DESCRIPTION OF THE TASK >> Go through the listing below and show each line that has the word "time".
....
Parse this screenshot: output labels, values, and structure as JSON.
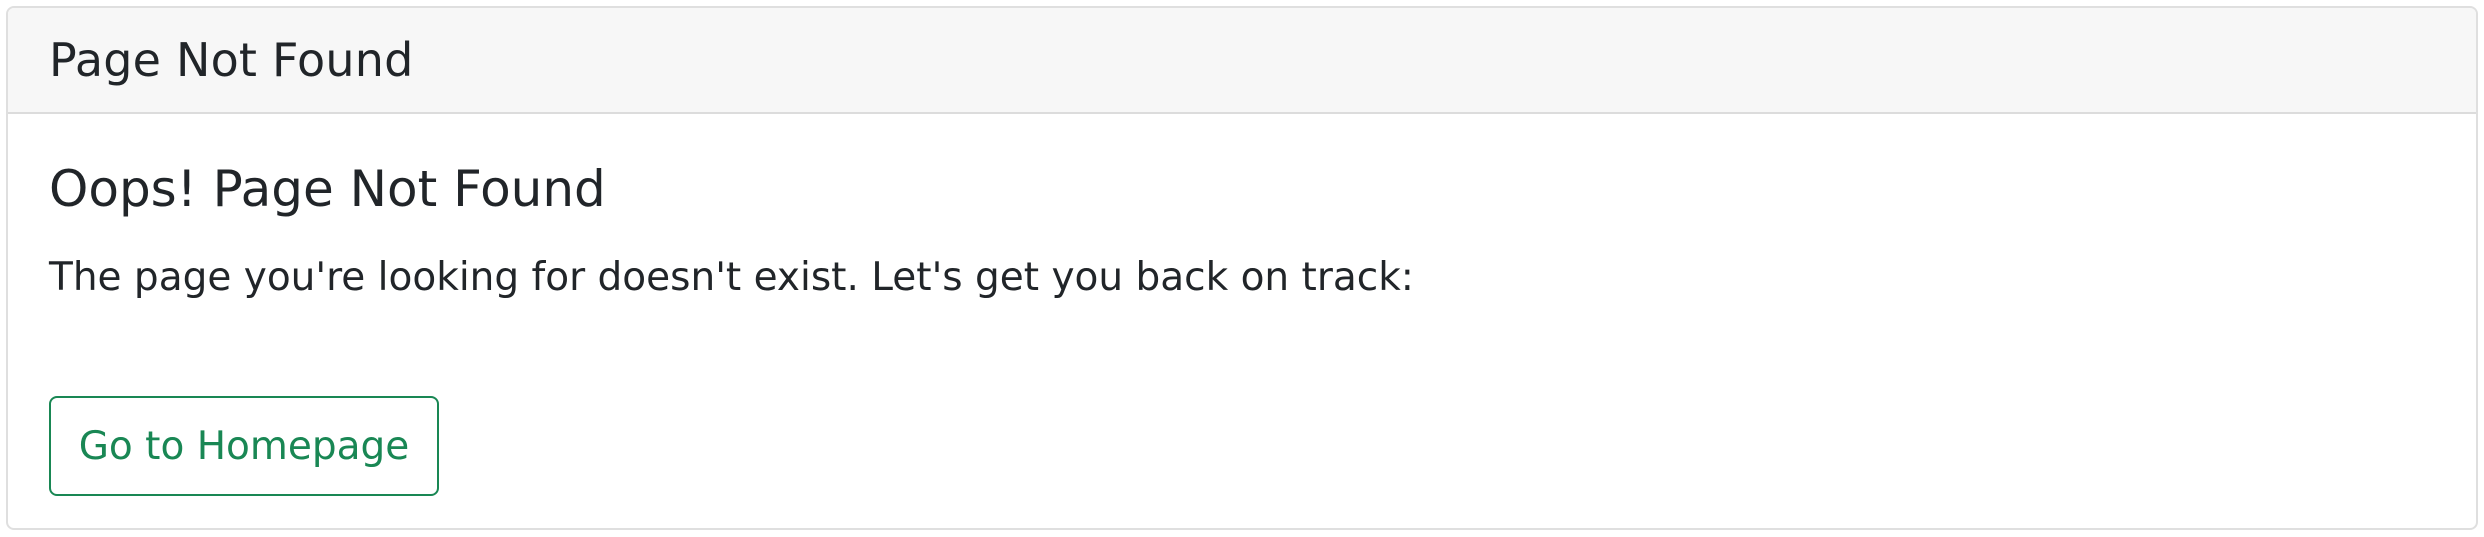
{
  "card": {
    "header_title": "Page Not Found",
    "heading": "Oops! Page Not Found",
    "message": "The page you're looking for doesn't exist. Let's get you back on track:",
    "home_button_label": "Go to Homepage"
  },
  "colors": {
    "header_background": "#f7f7f7",
    "border": "#dfdfdf",
    "text": "#212529",
    "button_accent": "#198754"
  }
}
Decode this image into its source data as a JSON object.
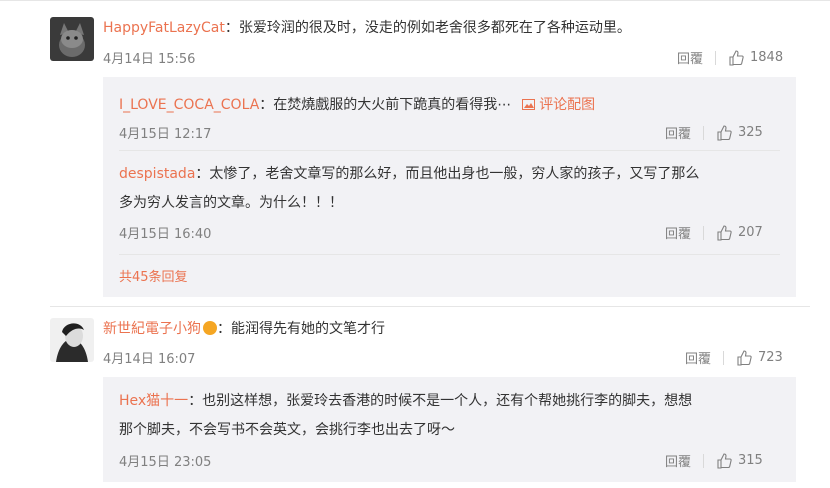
{
  "comments": [
    {
      "user": "HappyFatLazyCat",
      "text": "：张爱玲润的很及时，没走的例如老舍很多都死在了各种运动里。",
      "time": "4月14日 15:56",
      "reply_label": "回覆",
      "likes": "1848",
      "replies": [
        {
          "user": "I_LOVE_COCA_COLA",
          "text": "：在焚燒戲服的大火前下跪真的看得我⋯",
          "pic_link": "评论配图",
          "time": "4月15日 12:17",
          "reply_label": "回覆",
          "likes": "325"
        },
        {
          "user": "despistada",
          "text_line1": "：太惨了，老舍文章写的那么好，而且他出身也一般，穷人家的孩子，又写了那么",
          "text_line2": "多为穷人发言的文章。为什么！！！",
          "time": "4月15日 16:40",
          "reply_label": "回覆",
          "likes": "207"
        }
      ],
      "more_replies": "共45条回复"
    },
    {
      "user": "新世紀電子小狗",
      "text": "：能润得先有她的文笔才行",
      "time": "4月14日 16:07",
      "reply_label": "回覆",
      "likes": "723",
      "replies": [
        {
          "user": "Hex猫十一",
          "text_line1": "：也别这样想，张爱玲去香港的时候不是一个人，还有个帮她挑行李的脚夫，想想",
          "text_line2": "那个脚夫，不会写书不会英文，会挑行李也出去了呀～",
          "time": "4月15日 23:05",
          "reply_label": "回覆",
          "likes": "315"
        }
      ]
    }
  ],
  "colors": {
    "username": "#eb7350",
    "reply_bg": "#f2f2f5",
    "meta": "#808080"
  }
}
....
EXPECTED ANSWER >>
      "time": "4月14日 15:56",
          "time": "4月15日 12:17",
          "time": "4月15日 16:40",
      "time": "4月14日 16:07",
          "time": "4月15日 23:05",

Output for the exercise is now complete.